However, difficulties in the external and domestic environments constrain the country’s growth potential. Although real GDP growth is expected to reach 3.0% in 2023 and 2.9% in 2024, global turmoil is likely to dampen economic activity. With Ukraine and Russia together accounting for over 30% of the global supply of food and commodities (grains, oils, fertilizers, and energy), the ongoing war in Ukraine will continue to affect global output, disrupt supply chains, and raise commodity prices.
Eswatini faces multiple development challenges to ensure inclusive, sustainable, and resilient economic growth. Central among these is Eswatini’s unsustainable public sector-driven growth model, which has trapped the country in a low growth and high poverty and inequality equilibrium and crowded out investments in productive sectors and private sector development.
Fluctuations in SACU revenues and weak domestic revenue mobilization, with the domestic tax-to-GDP ratio ranging from 12% to 15%; attributable to a narrow tax base, high informality, and Value-Added Tax (VAT) exemptions have contributed to fiscal deficits, complicated fiscal management, and reduced resources for service delivery and investments in job creation.
Access to credit for Small and Medium Enterprises (SMEs) is constrained by limited digitization of enterprise cash flows, weak secured transaction and insolvency regimes, high collateral requirements, and limited quality of credit information. Women SMEs are particularly impacted by lack of access to credit. A 2016-17 survey found that only 10% of all Micro, Small, and Medium Enterprises (MSME) owners in Eswatini accessed formal credit to start their business, while 90% reported starting their businesses using their savings, borrowing from friends and family, informal credit, and grants. Many women struggle to find access to credit to launch or grow their businesses. In 2020 only 13% of women-owned businesses accessed formal credit versus 19 % of male-owned enterprises.
Gaps in infrastructure, notably in energy, transport, and Information and Communication Technologies (ICTs), stymie economic development and national and regional integration. Limited access to electricity remains an impediment, cited by businesses participating in the 2016 World Bank Enterprise Survey. Despite significant progress in bringing overall access to 80%, access is only 60.6% in Lubombo and 56.4% in Shiselweni, which constrains agriculture output and agro-processing in these mostly rural regions. Energy security is a major concern as Eswatini imports up to 90% of its needed electricity from South Africa.

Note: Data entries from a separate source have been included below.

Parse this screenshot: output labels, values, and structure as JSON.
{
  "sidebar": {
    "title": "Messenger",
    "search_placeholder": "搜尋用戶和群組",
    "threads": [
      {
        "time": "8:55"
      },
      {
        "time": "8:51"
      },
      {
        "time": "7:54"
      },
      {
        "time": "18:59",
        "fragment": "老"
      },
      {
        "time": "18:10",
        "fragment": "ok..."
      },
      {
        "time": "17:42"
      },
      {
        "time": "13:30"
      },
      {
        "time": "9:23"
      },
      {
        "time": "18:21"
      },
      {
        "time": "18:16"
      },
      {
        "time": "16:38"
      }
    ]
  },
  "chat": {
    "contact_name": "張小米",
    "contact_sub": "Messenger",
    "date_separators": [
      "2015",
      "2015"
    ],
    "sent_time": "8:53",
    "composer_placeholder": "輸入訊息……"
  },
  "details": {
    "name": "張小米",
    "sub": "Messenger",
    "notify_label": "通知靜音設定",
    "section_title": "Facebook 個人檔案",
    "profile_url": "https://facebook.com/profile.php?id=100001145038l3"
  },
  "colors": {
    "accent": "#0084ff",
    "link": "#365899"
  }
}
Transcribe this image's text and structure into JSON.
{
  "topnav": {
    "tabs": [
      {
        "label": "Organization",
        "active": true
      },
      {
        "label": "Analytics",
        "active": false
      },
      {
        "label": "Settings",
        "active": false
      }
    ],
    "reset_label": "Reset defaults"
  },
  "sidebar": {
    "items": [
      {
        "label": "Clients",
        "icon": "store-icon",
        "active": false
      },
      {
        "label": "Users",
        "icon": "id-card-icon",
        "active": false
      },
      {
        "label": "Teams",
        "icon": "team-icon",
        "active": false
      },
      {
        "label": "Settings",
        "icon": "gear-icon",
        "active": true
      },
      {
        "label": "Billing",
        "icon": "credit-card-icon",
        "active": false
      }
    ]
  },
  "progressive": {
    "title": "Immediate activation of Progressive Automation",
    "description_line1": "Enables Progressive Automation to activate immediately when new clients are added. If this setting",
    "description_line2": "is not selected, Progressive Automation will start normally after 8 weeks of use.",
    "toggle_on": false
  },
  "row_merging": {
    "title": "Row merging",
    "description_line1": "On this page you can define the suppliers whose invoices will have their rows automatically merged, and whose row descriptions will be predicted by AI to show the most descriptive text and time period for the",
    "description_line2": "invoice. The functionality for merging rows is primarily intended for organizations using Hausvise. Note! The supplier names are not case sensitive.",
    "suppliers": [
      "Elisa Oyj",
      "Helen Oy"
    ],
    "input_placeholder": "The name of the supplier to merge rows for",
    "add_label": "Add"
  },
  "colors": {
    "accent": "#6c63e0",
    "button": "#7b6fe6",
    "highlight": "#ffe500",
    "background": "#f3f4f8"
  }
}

While the government’s expenditure on education (5% of GDP in 2021) exceeds the Low- or Middle-Income Country (LMIC) average and near-universal access to primary education has been achieved, education quality is insufficient; access and retention are low in secondary school; and the education system is not responsive to the labor market. In 2017, Eswatini’s ranking on the International Monetary Fund (IMF) Skills Mismatch Index was a dismal 136th of 139 countries. Government spending on health is relatively high (3.4% of GDP in 2018/19), but Eswatini suffers from a high burden of HIV/AIDS, Noncommunicable diseases (NCDs), and sub-optimal child and maternal health outcomes. HIV prevalence among adults is still the highest in the world at 27.4% (32.5% for women versus 20.4% for men), which increases co-morbidities with tuberculosis and other diseases.
Last Updated: Sep 06, 2023